England (probable) 1 Jason Roy, 2 Alex Hales, 3 Jos Buttler, 4 Joe Root, 5 Eoin Morgan (capt), 6 Ben Stokes, 7 Moeen Ali, 8 Adil Rashid, 9 David Willey, 10 Chris Jordan, 11 Reece Topley
West Indies have all-round options pouring out of their squad, and any batsman from No. 4 to No. 9 could prove to be interchangeable depending on the match situation. The likelihood is that all eight of West Indies’ previous World T20 winners will be given the chance to start the campaign, although with only one spinner likely to make the cut, Samuel Badree could conceivably make way for Sulieman Benn, having failed to play in either of West Indies’ warm-ups.

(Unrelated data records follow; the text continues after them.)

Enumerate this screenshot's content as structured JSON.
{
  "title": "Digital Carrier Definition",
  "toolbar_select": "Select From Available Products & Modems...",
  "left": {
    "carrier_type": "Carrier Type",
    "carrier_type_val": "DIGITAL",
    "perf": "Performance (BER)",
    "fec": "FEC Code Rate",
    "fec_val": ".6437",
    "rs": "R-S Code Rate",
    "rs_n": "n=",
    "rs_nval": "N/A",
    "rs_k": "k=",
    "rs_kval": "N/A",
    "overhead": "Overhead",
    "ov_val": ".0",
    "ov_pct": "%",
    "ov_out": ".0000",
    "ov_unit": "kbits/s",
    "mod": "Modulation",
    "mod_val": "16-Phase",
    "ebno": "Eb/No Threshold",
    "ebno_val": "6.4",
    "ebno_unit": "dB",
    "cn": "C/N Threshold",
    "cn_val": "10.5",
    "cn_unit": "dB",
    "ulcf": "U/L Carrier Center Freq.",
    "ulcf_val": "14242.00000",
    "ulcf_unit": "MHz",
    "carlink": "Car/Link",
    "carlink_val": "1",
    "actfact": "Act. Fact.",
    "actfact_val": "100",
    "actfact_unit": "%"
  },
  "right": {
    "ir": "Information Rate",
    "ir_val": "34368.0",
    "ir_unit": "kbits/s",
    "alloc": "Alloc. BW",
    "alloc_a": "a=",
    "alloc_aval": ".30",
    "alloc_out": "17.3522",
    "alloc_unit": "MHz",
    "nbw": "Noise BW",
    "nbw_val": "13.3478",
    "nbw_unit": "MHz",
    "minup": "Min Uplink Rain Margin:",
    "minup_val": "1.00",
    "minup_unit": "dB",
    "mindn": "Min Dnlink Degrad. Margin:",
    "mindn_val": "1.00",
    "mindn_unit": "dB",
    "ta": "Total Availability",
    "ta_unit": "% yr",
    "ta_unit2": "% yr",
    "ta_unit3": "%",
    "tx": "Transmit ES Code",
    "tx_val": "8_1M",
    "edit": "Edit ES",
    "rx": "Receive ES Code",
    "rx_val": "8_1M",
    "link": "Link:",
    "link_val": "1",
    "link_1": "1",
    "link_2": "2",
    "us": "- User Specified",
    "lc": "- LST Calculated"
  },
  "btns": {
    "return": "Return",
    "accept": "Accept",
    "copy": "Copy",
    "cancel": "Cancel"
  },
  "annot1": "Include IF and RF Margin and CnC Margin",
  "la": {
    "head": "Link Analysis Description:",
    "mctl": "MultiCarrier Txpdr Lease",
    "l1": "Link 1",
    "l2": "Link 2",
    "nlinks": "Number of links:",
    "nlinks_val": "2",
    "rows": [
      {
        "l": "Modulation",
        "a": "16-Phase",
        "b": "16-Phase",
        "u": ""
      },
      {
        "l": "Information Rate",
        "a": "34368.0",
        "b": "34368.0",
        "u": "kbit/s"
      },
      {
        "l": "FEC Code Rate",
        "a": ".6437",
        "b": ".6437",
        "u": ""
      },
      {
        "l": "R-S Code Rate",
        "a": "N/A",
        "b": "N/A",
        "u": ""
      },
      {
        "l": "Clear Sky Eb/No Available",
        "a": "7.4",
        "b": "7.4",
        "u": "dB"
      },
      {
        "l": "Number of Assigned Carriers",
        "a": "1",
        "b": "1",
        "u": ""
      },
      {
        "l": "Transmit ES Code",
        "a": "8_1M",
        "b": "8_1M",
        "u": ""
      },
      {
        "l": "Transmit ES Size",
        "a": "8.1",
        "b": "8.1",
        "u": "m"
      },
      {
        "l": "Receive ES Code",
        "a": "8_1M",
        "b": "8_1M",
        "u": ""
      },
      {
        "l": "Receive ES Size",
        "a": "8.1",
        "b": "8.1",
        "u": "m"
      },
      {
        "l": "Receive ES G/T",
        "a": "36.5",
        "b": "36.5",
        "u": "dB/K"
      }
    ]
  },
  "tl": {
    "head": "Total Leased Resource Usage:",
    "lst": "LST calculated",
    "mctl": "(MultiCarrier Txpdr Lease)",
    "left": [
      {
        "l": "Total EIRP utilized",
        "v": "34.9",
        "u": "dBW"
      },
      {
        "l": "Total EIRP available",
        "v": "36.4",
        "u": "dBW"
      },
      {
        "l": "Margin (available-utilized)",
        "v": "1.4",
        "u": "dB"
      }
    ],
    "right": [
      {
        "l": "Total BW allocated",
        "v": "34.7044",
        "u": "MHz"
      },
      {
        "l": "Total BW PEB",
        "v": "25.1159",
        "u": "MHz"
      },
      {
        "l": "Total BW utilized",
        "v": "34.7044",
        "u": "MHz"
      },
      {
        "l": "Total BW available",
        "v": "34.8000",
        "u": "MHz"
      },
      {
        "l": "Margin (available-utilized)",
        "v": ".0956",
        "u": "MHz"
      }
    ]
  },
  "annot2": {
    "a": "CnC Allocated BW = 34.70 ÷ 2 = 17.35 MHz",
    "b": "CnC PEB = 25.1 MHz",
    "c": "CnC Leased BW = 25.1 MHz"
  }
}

West Indies (probable) 1 Chris Gayle, 2 Johnson Charles, 3 Marlon Samuels, 4 Dwayne Bravo, 5 Denesh Ramdin (wk), 6 Andre Russell, 7 Carlos Braithwaite, 8 Darren Sammy (capt), 9 Jason Holder, 10 Samuel Badree/Sulieman Benn, 11 Jerome Taylor.
Pitch and conditions
The wicket is one of the seamier in the subcontinent, and both teams look set to respond in kind with pace options. A day out from the contest, there was still plenty grass in situ, although the baking 37C degree heat may put paid to some of that by game time.
Stats and trivia
- England have not played West Indies in T20 cricket since a three-match series in Barbados on the eve of the last tournament in March 2014. England lost 2-1 but they did win the last of the three encounters, by five runs, thanks to Chris Jordan’s haul of 3 for 39.
- That contest, however, is now better remembered for Ben Stokes’ reaction to his first-ball duck. He was bowled by Krishmar Santokie to complete a dismal sequence of scores – 5, 4, 0, 4 and 0 – and on returning to the dressing room, Stokes punched his locker, broke his wrist, and ruled himself out of the World T20 in Bangledesh.
“I look at our lower order and it always makes me smile.”
West Indies captain Darren Sammy is itching to unleash his big hitters once again
“We’ve played a lot more positive cricket, we haven’t been afraid to go out and play with no consequences.”
England captain Eoin Morgan pinpoints the reasons for England’s upturn in one-day fortune
Andrew Miller is UK editor of ESPNcricinfo. He tweets @miller_cricket